* **Source information**:
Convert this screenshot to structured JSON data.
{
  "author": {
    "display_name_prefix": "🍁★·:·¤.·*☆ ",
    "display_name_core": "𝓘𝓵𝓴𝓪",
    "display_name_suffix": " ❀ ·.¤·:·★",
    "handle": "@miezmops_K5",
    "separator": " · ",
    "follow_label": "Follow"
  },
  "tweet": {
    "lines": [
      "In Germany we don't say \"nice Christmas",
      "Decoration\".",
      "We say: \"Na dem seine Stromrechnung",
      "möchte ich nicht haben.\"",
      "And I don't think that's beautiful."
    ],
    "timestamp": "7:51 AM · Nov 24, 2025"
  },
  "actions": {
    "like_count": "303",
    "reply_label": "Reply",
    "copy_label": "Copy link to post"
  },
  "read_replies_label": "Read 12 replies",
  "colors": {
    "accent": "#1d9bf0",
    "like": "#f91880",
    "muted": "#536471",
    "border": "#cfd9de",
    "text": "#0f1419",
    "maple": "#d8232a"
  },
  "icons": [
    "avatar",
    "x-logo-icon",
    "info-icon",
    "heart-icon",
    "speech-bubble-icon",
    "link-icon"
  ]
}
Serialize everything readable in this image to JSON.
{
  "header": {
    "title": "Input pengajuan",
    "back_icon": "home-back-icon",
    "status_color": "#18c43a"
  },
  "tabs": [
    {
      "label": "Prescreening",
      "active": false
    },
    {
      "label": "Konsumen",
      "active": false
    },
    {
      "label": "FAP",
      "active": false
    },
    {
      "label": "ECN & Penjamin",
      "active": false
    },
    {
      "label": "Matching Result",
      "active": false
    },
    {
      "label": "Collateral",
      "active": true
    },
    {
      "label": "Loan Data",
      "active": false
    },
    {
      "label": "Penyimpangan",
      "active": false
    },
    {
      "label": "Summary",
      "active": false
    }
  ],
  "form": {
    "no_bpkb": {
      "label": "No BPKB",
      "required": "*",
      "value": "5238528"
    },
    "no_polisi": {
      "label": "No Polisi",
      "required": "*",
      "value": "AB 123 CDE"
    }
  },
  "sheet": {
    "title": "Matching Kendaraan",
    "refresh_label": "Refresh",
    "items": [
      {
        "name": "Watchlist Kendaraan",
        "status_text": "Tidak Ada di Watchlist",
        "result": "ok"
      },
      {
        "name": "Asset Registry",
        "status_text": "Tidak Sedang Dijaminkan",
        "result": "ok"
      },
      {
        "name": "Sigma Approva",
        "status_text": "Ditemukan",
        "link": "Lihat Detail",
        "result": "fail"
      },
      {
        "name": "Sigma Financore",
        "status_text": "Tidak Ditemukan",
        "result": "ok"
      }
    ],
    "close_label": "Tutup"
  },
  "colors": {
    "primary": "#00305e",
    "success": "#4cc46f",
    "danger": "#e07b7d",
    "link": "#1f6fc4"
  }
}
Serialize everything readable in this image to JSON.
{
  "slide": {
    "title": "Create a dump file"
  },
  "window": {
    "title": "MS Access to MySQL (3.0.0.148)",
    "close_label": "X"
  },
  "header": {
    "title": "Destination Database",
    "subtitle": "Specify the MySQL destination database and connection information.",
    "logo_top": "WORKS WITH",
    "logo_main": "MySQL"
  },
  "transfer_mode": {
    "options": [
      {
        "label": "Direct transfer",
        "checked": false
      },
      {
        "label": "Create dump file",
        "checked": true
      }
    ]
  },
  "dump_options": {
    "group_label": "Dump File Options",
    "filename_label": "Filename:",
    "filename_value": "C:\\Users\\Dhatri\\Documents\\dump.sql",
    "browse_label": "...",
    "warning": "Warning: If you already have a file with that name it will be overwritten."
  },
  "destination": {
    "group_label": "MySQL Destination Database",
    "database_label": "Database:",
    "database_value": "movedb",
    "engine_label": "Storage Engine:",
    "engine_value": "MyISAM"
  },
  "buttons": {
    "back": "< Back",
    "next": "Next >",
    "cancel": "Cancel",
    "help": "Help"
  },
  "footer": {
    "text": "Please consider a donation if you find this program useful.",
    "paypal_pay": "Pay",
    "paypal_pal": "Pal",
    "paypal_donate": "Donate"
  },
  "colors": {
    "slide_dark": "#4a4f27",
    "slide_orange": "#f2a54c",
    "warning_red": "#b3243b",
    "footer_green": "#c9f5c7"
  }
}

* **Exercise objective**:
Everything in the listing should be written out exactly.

* **Task result**:
Convert this screenshot to structured JSON data.
{
  "author": {
    "display_name_prefix": "🍁★·:·¤.·*☆ ",
    "display_name_core": "𝓘𝓵𝓴𝓪",
    "display_name_suffix": " ❀ ·.¤·:·★",
    "handle": "@miezmops_K5",
    "separator": " · ",
    "follow_label": "Follow"
  },
  "tweet": {
    "lines": [
      "In Germany we don't say \"nice Christmas",
      "Decoration\".",
      "We say: \"Na dem seine Stromrechnung",
      "möchte ich nicht haben.\"",
      "And I don't think that's beautiful."
    ],
    "timestamp": "7:51 AM · Nov 24, 2025"
  },
  "actions": {
    "like_count": "303",
    "reply_label": "Reply",
    "copy_label": "Copy link to post"
  },
  "read_replies_label": "Read 12 replies",
  "colors": {
    "accent": "#1d9bf0",
    "like": "#f91880",
    "muted": "#536471",
    "border": "#cfd9de",
    "text": "#0f1419",
    "maple": "#d8232a"
  },
  "icons": [
    "avatar",
    "x-logo-icon",
    "info-icon",
    "heart-icon",
    "speech-bubble-icon",
    "link-icon"
  ]
}
Serialize everything readable in this image to JSON.
{
  "header": {
    "title": "Input pengajuan",
    "back_icon": "home-back-icon",
    "status_color": "#18c43a"
  },
  "tabs": [
    {
      "label": "Prescreening",
      "active": false
    },
    {
      "label": "Konsumen",
      "active": false
    },
    {
      "label": "FAP",
      "active": false
    },
    {
      "label": "ECN & Penjamin",
      "active": false
    },
    {
      "label": "Matching Result",
      "active": false
    },
    {
      "label": "Collateral",
      "active": true
    },
    {
      "label": "Loan Data",
      "active": false
    },
    {
      "label": "Penyimpangan",
      "active": false
    },
    {
      "label": "Summary",
      "active": false
    }
  ],
  "form": {
    "no_bpkb": {
      "label": "No BPKB",
      "required": "*",
      "value": "5238528"
    },
    "no_polisi": {
      "label": "No Polisi",
      "required": "*",
      "value": "AB 123 CDE"
    }
  },
  "sheet": {
    "title": "Matching Kendaraan",
    "refresh_label": "Refresh",
    "items": [
      {
        "name": "Watchlist Kendaraan",
        "status_text": "Tidak Ada di Watchlist",
        "result": "ok"
      },
      {
        "name": "Asset Registry",
        "status_text": "Tidak Sedang Dijaminkan",
        "result": "ok"
      },
      {
        "name": "Sigma Approva",
        "status_text": "Ditemukan",
        "link": "Lihat Detail",
        "result": "fail"
      },
      {
        "name": "Sigma Financore",
        "status_text": "Tidak Ditemukan",
        "result": "ok"
      }
    ],
    "close_label": "Tutup"
  },
  "colors": {
    "primary": "#00305e",
    "success": "#4cc46f",
    "danger": "#e07b7d",
    "link": "#1f6fc4"
  }
}
Serialize everything readable in this image to JSON.
{
  "slide": {
    "title": "Create a dump file"
  },
  "window": {
    "title": "MS Access to MySQL (3.0.0.148)",
    "close_label": "X"
  },
  "header": {
    "title": "Destination Database",
    "subtitle": "Specify the MySQL destination database and connection information.",
    "logo_top": "WORKS WITH",
    "logo_main": "MySQL"
  },
  "transfer_mode": {
    "options": [
      {
        "label": "Direct transfer",
        "checked": false
      },
      {
        "label": "Create dump file",
        "checked": true
      }
    ]
  },
  "dump_options": {
    "group_label": "Dump File Options",
    "filename_label": "Filename:",
    "filename_value": "C:\\Users\\Dhatri\\Documents\\dump.sql",
    "browse_label": "...",
    "warning": "Warning: If you already have a file with that name it will be overwritten."
  },
  "destination": {
    "group_label": "MySQL Destination Database",
    "database_label": "Database:",
    "database_value": "movedb",
    "engine_label": "Storage Engine:",
    "engine_value": "MyISAM"
  },
  "buttons": {
    "back": "< Back",
    "next": "Next >",
    "cancel": "Cancel",
    "help": "Help"
  },
  "footer": {
    "text": "Please consider a donation if you find this program useful.",
    "paypal_pay": "Pay",
    "paypal_pal": "Pal",
    "paypal_donate": "Donate"
  },
  "colors": {
    "slide_dark": "#4a4f27",
    "slide_orange": "#f2a54c",
    "warning_red": "#b3243b",
    "footer_green": "#c9f5c7"
  }
}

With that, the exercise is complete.